Items from a dataset
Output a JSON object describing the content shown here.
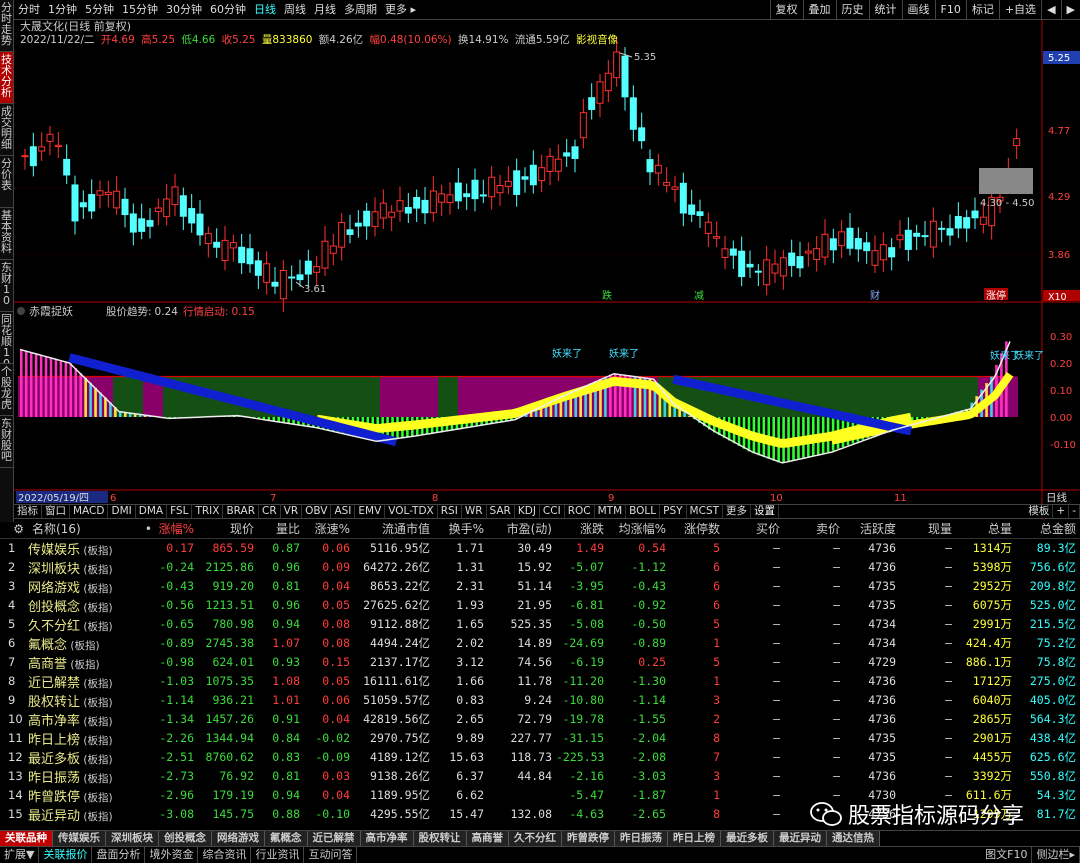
{
  "left_sidebar": [
    "分时走势",
    "技术分析",
    "成交明细",
    "分价表",
    "基本资料",
    "东财10",
    "同花顺10",
    "个股龙虎",
    "东财股吧"
  ],
  "toolbar": {
    "items": [
      "分时",
      "1分钟",
      "5分钟",
      "15分钟",
      "30分钟",
      "60分钟",
      "日线",
      "周线",
      "月线",
      "多周期",
      "更多 ▸"
    ],
    "active": "日线",
    "right": [
      "复权",
      "叠加",
      "历史",
      "统计",
      "画线",
      "F10",
      "标记",
      "+自选",
      "◀",
      "▶"
    ]
  },
  "info_bar": {
    "stock_name": "大晟文化(日线 前复权)",
    "date": "2022/11/22/二",
    "open": "开4.69",
    "high": "高5.25",
    "low": "低4.66",
    "close": "收5.25",
    "volume": "量833860",
    "amount": "额4.26亿",
    "change": "幅0.48(10.06%)",
    "turnover": "换14.91%",
    "float_cap": "流通5.59亿",
    "media": "影视音像"
  },
  "price_axis": {
    "ticks": [
      "5.25",
      "4.77",
      "4.29",
      "3.86"
    ],
    "current": "5.25",
    "box_label": "4.30 - 4.50"
  },
  "annotations": {
    "high": "5.35",
    "low": "3.61",
    "markers": [
      "跌",
      "减",
      "财",
      "涨停"
    ],
    "x10": "X10"
  },
  "indicator": {
    "name": "赤霞捉妖",
    "trend_label": "股价趋势:",
    "trend_value": "0.24",
    "start_label": "行情启动:",
    "start_value": "0.15",
    "axis_ticks": [
      "0.30",
      "0.20",
      "0.10",
      "0.00",
      "-0.10"
    ],
    "signal_text": "妖来了"
  },
  "date_axis": {
    "start": "2022/05/19/四",
    "months": [
      "6",
      "7",
      "8",
      "9",
      "10",
      "11"
    ],
    "right_label": "日线"
  },
  "chart_tabs": {
    "items": [
      "指标",
      "窗口",
      "MACD",
      "DMI",
      "DMA",
      "FSL",
      "TRIX",
      "BRAR",
      "CR",
      "VR",
      "OBV",
      "ASI",
      "EMV",
      "VOL-TDX",
      "RSI",
      "WR",
      "SAR",
      "KDJ",
      "CCI",
      "ROC",
      "MTM",
      "BOLL",
      "PSY",
      "MCST",
      "更多",
      "设置"
    ],
    "right": [
      "模板",
      "+",
      "-"
    ]
  },
  "table": {
    "headers": [
      "",
      "名称(16)",
      "•",
      "涨幅%",
      "现价",
      "量比",
      "涨速%",
      "流通市值",
      "换手%",
      "市盈(动)",
      "涨跌",
      "均涨幅%",
      "涨停数",
      "买价",
      "卖价",
      "活跃度",
      "现量",
      "总量",
      "总金额"
    ],
    "rows": [
      [
        "1",
        "传媒娱乐",
        "0.17",
        "865.59",
        "0.87",
        "0.06",
        "5116.95亿",
        "1.71",
        "30.49",
        "1.49",
        "0.54",
        "5",
        "4736",
        "1314万",
        "89.3亿"
      ],
      [
        "2",
        "深圳板块",
        "-0.24",
        "2125.86",
        "0.96",
        "0.09",
        "64272.26亿",
        "1.31",
        "15.92",
        "-5.07",
        "-1.12",
        "6",
        "4736",
        "5398万",
        "756.6亿"
      ],
      [
        "3",
        "网络游戏",
        "-0.43",
        "919.20",
        "0.81",
        "0.04",
        "8653.22亿",
        "2.31",
        "51.14",
        "-3.95",
        "-0.43",
        "6",
        "4735",
        "2952万",
        "209.8亿"
      ],
      [
        "4",
        "创投概念",
        "-0.56",
        "1213.51",
        "0.96",
        "0.05",
        "27625.62亿",
        "1.93",
        "21.95",
        "-6.81",
        "-0.92",
        "6",
        "4735",
        "6075万",
        "525.0亿"
      ],
      [
        "5",
        "久不分红",
        "-0.65",
        "780.98",
        "0.94",
        "0.08",
        "9112.88亿",
        "1.65",
        "525.35",
        "-5.08",
        "-0.50",
        "5",
        "4734",
        "2991万",
        "215.5亿"
      ],
      [
        "6",
        "氟概念",
        "-0.89",
        "2745.38",
        "1.07",
        "0.08",
        "4494.24亿",
        "2.02",
        "14.89",
        "-24.69",
        "-0.89",
        "1",
        "4734",
        "424.4万",
        "75.2亿"
      ],
      [
        "7",
        "高商誉",
        "-0.98",
        "624.01",
        "0.93",
        "0.15",
        "2137.17亿",
        "3.12",
        "74.56",
        "-6.19",
        "0.25",
        "5",
        "4729",
        "886.1万",
        "75.8亿"
      ],
      [
        "8",
        "近已解禁",
        "-1.03",
        "1075.35",
        "1.08",
        "0.05",
        "16111.61亿",
        "1.66",
        "11.78",
        "-11.20",
        "-1.30",
        "1",
        "4736",
        "1712万",
        "275.0亿"
      ],
      [
        "9",
        "股权转让",
        "-1.14",
        "936.21",
        "1.01",
        "0.06",
        "51059.57亿",
        "0.83",
        "9.24",
        "-10.80",
        "-1.14",
        "3",
        "4736",
        "6040万",
        "405.0亿"
      ],
      [
        "10",
        "高市净率",
        "-1.34",
        "1457.26",
        "0.91",
        "0.04",
        "42819.56亿",
        "2.65",
        "72.79",
        "-19.78",
        "-1.55",
        "2",
        "4736",
        "2865万",
        "564.3亿"
      ],
      [
        "11",
        "昨日上榜",
        "-2.26",
        "1344.94",
        "0.84",
        "-0.02",
        "2970.75亿",
        "9.89",
        "227.77",
        "-31.15",
        "-2.04",
        "8",
        "4735",
        "2901万",
        "438.4亿"
      ],
      [
        "12",
        "最近多板",
        "-2.51",
        "8760.62",
        "0.83",
        "-0.09",
        "4189.12亿",
        "15.63",
        "118.73",
        "-225.53",
        "-2.08",
        "7",
        "4735",
        "4455万",
        "625.6亿"
      ],
      [
        "13",
        "昨日振荡",
        "-2.73",
        "76.92",
        "0.81",
        "0.03",
        "9138.26亿",
        "6.37",
        "44.84",
        "-2.16",
        "-3.03",
        "3",
        "4736",
        "3392万",
        "550.8亿"
      ],
      [
        "14",
        "昨曾跌停",
        "-2.96",
        "179.19",
        "0.94",
        "0.04",
        "1189.95亿",
        "6.62",
        "",
        "-5.47",
        "-1.87",
        "1",
        "4730",
        "611.6万",
        "54.3亿"
      ],
      [
        "15",
        "最近异动",
        "-3.08",
        "145.75",
        "0.88",
        "-0.10",
        "4295.55亿",
        "15.47",
        "132.08",
        "-4.63",
        "-2.65",
        "8",
        "4736",
        "1295万",
        "81.7亿"
      ]
    ],
    "suffix": "(板指)",
    "dash": "—"
  },
  "bottom_tabs": [
    "关联品种",
    "传媒娱乐",
    "深圳板块",
    "创投概念",
    "网络游戏",
    "氟概念",
    "近已解禁",
    "高市净率",
    "股权转让",
    "高商誉",
    "久不分红",
    "昨曾跌停",
    "昨日振荡",
    "昨日上榜",
    "最近多板",
    "最近异动",
    "通达信热"
  ],
  "status_bar": {
    "items": [
      "扩展▼",
      "关联报价",
      "盘面分析",
      "境外资金",
      "综合资讯",
      "行业资讯",
      "互动问答"
    ],
    "active": "关联报价",
    "right": [
      "图文F10",
      "侧边栏▸"
    ]
  },
  "watermark": "股票指标源码分享"
}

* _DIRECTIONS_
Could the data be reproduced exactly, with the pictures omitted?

* _TASK ANSWER_
Output a JSON object describing the content shown here.
{
  "left_sidebar": [
    "分时走势",
    "技术分析",
    "成交明细",
    "分价表",
    "基本资料",
    "东财10",
    "同花顺10",
    "个股龙虎",
    "东财股吧"
  ],
  "toolbar": {
    "items": [
      "分时",
      "1分钟",
      "5分钟",
      "15分钟",
      "30分钟",
      "60分钟",
      "日线",
      "周线",
      "月线",
      "多周期",
      "更多 ▸"
    ],
    "active": "日线",
    "right": [
      "复权",
      "叠加",
      "历史",
      "统计",
      "画线",
      "F10",
      "标记",
      "+自选",
      "◀",
      "▶"
    ]
  },
  "info_bar": {
    "stock_name": "大晟文化(日线 前复权)",
    "date": "2022/11/22/二",
    "open": "开4.69",
    "high": "高5.25",
    "low": "低4.66",
    "close": "收5.25",
    "volume": "量833860",
    "amount": "额4.26亿",
    "change": "幅0.48(10.06%)",
    "turnover": "换14.91%",
    "float_cap": "流通5.59亿",
    "media": "影视音像"
  },
  "price_axis": {
    "ticks": [
      "5.25",
      "4.77",
      "4.29",
      "3.86"
    ],
    "current": "5.25",
    "box_label": "4.30 - 4.50"
  },
  "annotations": {
    "high": "5.35",
    "low": "3.61",
    "markers": [
      "跌",
      "减",
      "财",
      "涨停"
    ],
    "x10": "X10"
  },
  "indicator": {
    "name": "赤霞捉妖",
    "trend_label": "股价趋势:",
    "trend_value": "0.24",
    "start_label": "行情启动:",
    "start_value": "0.15",
    "axis_ticks": [
      "0.30",
      "0.20",
      "0.10",
      "0.00",
      "-0.10"
    ],
    "signal_text": "妖来了"
  },
  "date_axis": {
    "start": "2022/05/19/四",
    "months": [
      "6",
      "7",
      "8",
      "9",
      "10",
      "11"
    ],
    "right_label": "日线"
  },
  "chart_tabs": {
    "items": [
      "指标",
      "窗口",
      "MACD",
      "DMI",
      "DMA",
      "FSL",
      "TRIX",
      "BRAR",
      "CR",
      "VR",
      "OBV",
      "ASI",
      "EMV",
      "VOL-TDX",
      "RSI",
      "WR",
      "SAR",
      "KDJ",
      "CCI",
      "ROC",
      "MTM",
      "BOLL",
      "PSY",
      "MCST",
      "更多",
      "设置"
    ],
    "right": [
      "模板",
      "+",
      "-"
    ]
  },
  "table": {
    "headers": [
      "",
      "名称(16)",
      "•",
      "涨幅%",
      "现价",
      "量比",
      "涨速%",
      "流通市值",
      "换手%",
      "市盈(动)",
      "涨跌",
      "均涨幅%",
      "涨停数",
      "买价",
      "卖价",
      "活跃度",
      "现量",
      "总量",
      "总金额"
    ],
    "rows": [
      [
        "1",
        "传媒娱乐",
        "0.17",
        "865.59",
        "0.87",
        "0.06",
        "5116.95亿",
        "1.71",
        "30.49",
        "1.49",
        "0.54",
        "5",
        "4736",
        "1314万",
        "89.3亿"
      ],
      [
        "2",
        "深圳板块",
        "-0.24",
        "2125.86",
        "0.96",
        "0.09",
        "64272.26亿",
        "1.31",
        "15.92",
        "-5.07",
        "-1.12",
        "6",
        "4736",
        "5398万",
        "756.6亿"
      ],
      [
        "3",
        "网络游戏",
        "-0.43",
        "919.20",
        "0.81",
        "0.04",
        "8653.22亿",
        "2.31",
        "51.14",
        "-3.95",
        "-0.43",
        "6",
        "4735",
        "2952万",
        "209.8亿"
      ],
      [
        "4",
        "创投概念",
        "-0.56",
        "1213.51",
        "0.96",
        "0.05",
        "27625.62亿",
        "1.93",
        "21.95",
        "-6.81",
        "-0.92",
        "6",
        "4735",
        "6075万",
        "525.0亿"
      ],
      [
        "5",
        "久不分红",
        "-0.65",
        "780.98",
        "0.94",
        "0.08",
        "9112.88亿",
        "1.65",
        "525.35",
        "-5.08",
        "-0.50",
        "5",
        "4734",
        "2991万",
        "215.5亿"
      ],
      [
        "6",
        "氟概念",
        "-0.89",
        "2745.38",
        "1.07",
        "0.08",
        "4494.24亿",
        "2.02",
        "14.89",
        "-24.69",
        "-0.89",
        "1",
        "4734",
        "424.4万",
        "75.2亿"
      ],
      [
        "7",
        "高商誉",
        "-0.98",
        "624.01",
        "0.93",
        "0.15",
        "2137.17亿",
        "3.12",
        "74.56",
        "-6.19",
        "0.25",
        "5",
        "4729",
        "886.1万",
        "75.8亿"
      ],
      [
        "8",
        "近已解禁",
        "-1.03",
        "1075.35",
        "1.08",
        "0.05",
        "16111.61亿",
        "1.66",
        "11.78",
        "-11.20",
        "-1.30",
        "1",
        "4736",
        "1712万",
        "275.0亿"
      ],
      [
        "9",
        "股权转让",
        "-1.14",
        "936.21",
        "1.01",
        "0.06",
        "51059.57亿",
        "0.83",
        "9.24",
        "-10.80",
        "-1.14",
        "3",
        "4736",
        "6040万",
        "405.0亿"
      ],
      [
        "10",
        "高市净率",
        "-1.34",
        "1457.26",
        "0.91",
        "0.04",
        "42819.56亿",
        "2.65",
        "72.79",
        "-19.78",
        "-1.55",
        "2",
        "4736",
        "2865万",
        "564.3亿"
      ],
      [
        "11",
        "昨日上榜",
        "-2.26",
        "1344.94",
        "0.84",
        "-0.02",
        "2970.75亿",
        "9.89",
        "227.77",
        "-31.15",
        "-2.04",
        "8",
        "4735",
        "2901万",
        "438.4亿"
      ],
      [
        "12",
        "最近多板",
        "-2.51",
        "8760.62",
        "0.83",
        "-0.09",
        "4189.12亿",
        "15.63",
        "118.73",
        "-225.53",
        "-2.08",
        "7",
        "4735",
        "4455万",
        "625.6亿"
      ],
      [
        "13",
        "昨日振荡",
        "-2.73",
        "76.92",
        "0.81",
        "0.03",
        "9138.26亿",
        "6.37",
        "44.84",
        "-2.16",
        "-3.03",
        "3",
        "4736",
        "3392万",
        "550.8亿"
      ],
      [
        "14",
        "昨曾跌停",
        "-2.96",
        "179.19",
        "0.94",
        "0.04",
        "1189.95亿",
        "6.62",
        "",
        "-5.47",
        "-1.87",
        "1",
        "4730",
        "611.6万",
        "54.3亿"
      ],
      [
        "15",
        "最近异动",
        "-3.08",
        "145.75",
        "0.88",
        "-0.10",
        "4295.55亿",
        "15.47",
        "132.08",
        "-4.63",
        "-2.65",
        "8",
        "4736",
        "1295万",
        "81.7亿"
      ]
    ],
    "suffix": "(板指)",
    "dash": "—"
  },
  "bottom_tabs": [
    "关联品种",
    "传媒娱乐",
    "深圳板块",
    "创投概念",
    "网络游戏",
    "氟概念",
    "近已解禁",
    "高市净率",
    "股权转让",
    "高商誉",
    "久不分红",
    "昨曾跌停",
    "昨日振荡",
    "昨日上榜",
    "最近多板",
    "最近异动",
    "通达信热"
  ],
  "status_bar": {
    "items": [
      "扩展▼",
      "关联报价",
      "盘面分析",
      "境外资金",
      "综合资讯",
      "行业资讯",
      "互动问答"
    ],
    "active": "关联报价",
    "right": [
      "图文F10",
      "侧边栏▸"
    ]
  },
  "watermark": "股票指标源码分享"
}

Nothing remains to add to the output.